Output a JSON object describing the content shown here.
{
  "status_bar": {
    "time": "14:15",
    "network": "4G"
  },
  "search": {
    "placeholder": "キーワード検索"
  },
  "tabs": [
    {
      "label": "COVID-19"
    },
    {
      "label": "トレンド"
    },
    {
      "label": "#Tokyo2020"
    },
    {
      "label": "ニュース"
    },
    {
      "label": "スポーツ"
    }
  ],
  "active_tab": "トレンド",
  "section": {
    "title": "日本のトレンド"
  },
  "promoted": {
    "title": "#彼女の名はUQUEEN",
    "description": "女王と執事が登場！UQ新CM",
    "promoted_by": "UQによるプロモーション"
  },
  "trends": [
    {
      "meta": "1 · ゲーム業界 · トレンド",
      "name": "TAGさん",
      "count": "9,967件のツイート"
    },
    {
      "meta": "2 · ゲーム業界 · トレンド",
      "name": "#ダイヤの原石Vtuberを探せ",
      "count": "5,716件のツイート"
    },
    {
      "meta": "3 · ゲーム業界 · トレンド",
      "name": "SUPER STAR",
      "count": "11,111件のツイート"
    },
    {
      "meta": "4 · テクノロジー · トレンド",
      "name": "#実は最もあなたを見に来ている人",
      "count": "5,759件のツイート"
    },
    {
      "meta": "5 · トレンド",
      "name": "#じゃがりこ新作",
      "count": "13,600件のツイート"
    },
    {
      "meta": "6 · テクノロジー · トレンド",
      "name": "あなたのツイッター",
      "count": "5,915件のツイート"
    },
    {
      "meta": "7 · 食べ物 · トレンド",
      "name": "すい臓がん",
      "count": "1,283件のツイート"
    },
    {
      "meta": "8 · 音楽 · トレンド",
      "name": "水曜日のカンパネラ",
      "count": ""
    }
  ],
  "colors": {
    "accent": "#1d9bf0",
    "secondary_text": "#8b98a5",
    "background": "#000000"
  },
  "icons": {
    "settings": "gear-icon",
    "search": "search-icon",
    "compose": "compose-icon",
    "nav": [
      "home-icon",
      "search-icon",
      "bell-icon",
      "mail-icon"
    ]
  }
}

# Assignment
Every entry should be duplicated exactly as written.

# Answer area
Output a JSON object describing the content shown here.
{
  "status_bar": {
    "time": "14:15",
    "network": "4G"
  },
  "search": {
    "placeholder": "キーワード検索"
  },
  "tabs": [
    {
      "label": "COVID-19"
    },
    {
      "label": "トレンド"
    },
    {
      "label": "#Tokyo2020"
    },
    {
      "label": "ニュース"
    },
    {
      "label": "スポーツ"
    }
  ],
  "active_tab": "トレンド",
  "section": {
    "title": "日本のトレンド"
  },
  "promoted": {
    "title": "#彼女の名はUQUEEN",
    "description": "女王と執事が登場！UQ新CM",
    "promoted_by": "UQによるプロモーション"
  },
  "trends": [
    {
      "meta": "1 · ゲーム業界 · トレンド",
      "name": "TAGさん",
      "count": "9,967件のツイート"
    },
    {
      "meta": "2 · ゲーム業界 · トレンド",
      "name": "#ダイヤの原石Vtuberを探せ",
      "count": "5,716件のツイート"
    },
    {
      "meta": "3 · ゲーム業界 · トレンド",
      "name": "SUPER STAR",
      "count": "11,111件のツイート"
    },
    {
      "meta": "4 · テクノロジー · トレンド",
      "name": "#実は最もあなたを見に来ている人",
      "count": "5,759件のツイート"
    },
    {
      "meta": "5 · トレンド",
      "name": "#じゃがりこ新作",
      "count": "13,600件のツイート"
    },
    {
      "meta": "6 · テクノロジー · トレンド",
      "name": "あなたのツイッター",
      "count": "5,915件のツイート"
    },
    {
      "meta": "7 · 食べ物 · トレンド",
      "name": "すい臓がん",
      "count": "1,283件のツイート"
    },
    {
      "meta": "8 · 音楽 · トレンド",
      "name": "水曜日のカンパネラ",
      "count": ""
    }
  ],
  "colors": {
    "accent": "#1d9bf0",
    "secondary_text": "#8b98a5",
    "background": "#000000"
  },
  "icons": {
    "settings": "gear-icon",
    "search": "search-icon",
    "compose": "compose-icon",
    "nav": [
      "home-icon",
      "search-icon",
      "bell-icon",
      "mail-icon"
    ]
  }
}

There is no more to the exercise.